Just as apartment market performances by metro vary quite a bit from the U.S. average, neighborhood-level results don’t necessarily reflect what’s happening in a given metro as a whole.
Here are 10 submarkets now posting very healthy rent growth (well above the U.S. average), despite metro-level results that aren’t so hot (well below the U.S. average).
The list suggests that if you’re looking for hidden gem neighborhood-level investment opportunities among the country’s 50 largest apartment metros, head to Houston. Metro-level results there certainly are lousy, reflecting that new supply is pouring into the marketplace at the same time that the energy-influenced economy has stalled. But, select neighborhoods aren’t getting many completions. And, there are submarkets where the job base has limited energy ties or is focused on the downstream segment of the energy sector. (Downstream energy industries like gasoline refining or petrochemical manufacturing transform crude oil into end-user products and tend to be profitable when oil prices are low.)
Among the 35 individual submarkets that we’ve defined as distinct areas in metro Houston, five of them post current annual rent growth of roughly 6% to 8%. Several more log solid increases in the range of 4% to 5%.
Chicago, Pittsburgh, Baltimore, Philadelphia and Memphis are other metros where rent growth performances in select neighborhoods well surpass the U.S. norm, despite metro-level results running under the 3% mark.
In addition, a handful of spots in Indianapolis, San Antonio, Washington, DC and St. Louis also are significantly outperforming the mediocre metro-level rent growth stats posted in parent locales.

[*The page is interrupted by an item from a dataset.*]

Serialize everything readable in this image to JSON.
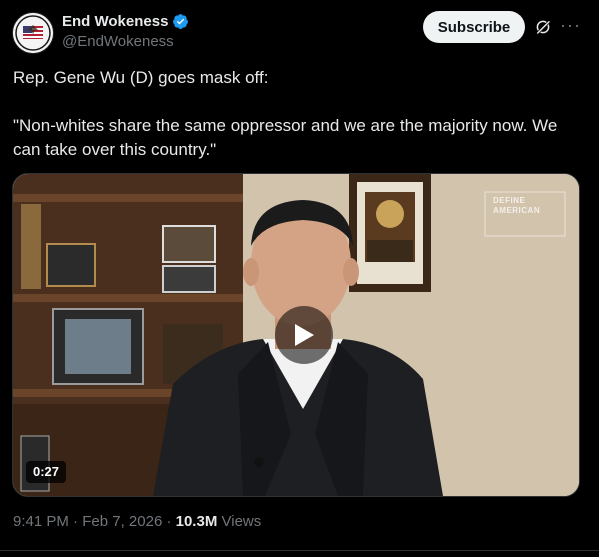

It’s tough to find stand-out performers on the submarket level in a few metros with comparatively weak overall results. Most notably, there aren’t individual neighborhoods now meaningfully out-achieving the weak metro-level rent growth posted in Milwaukee (1.8% on average) and Virginia Beach (2.0%).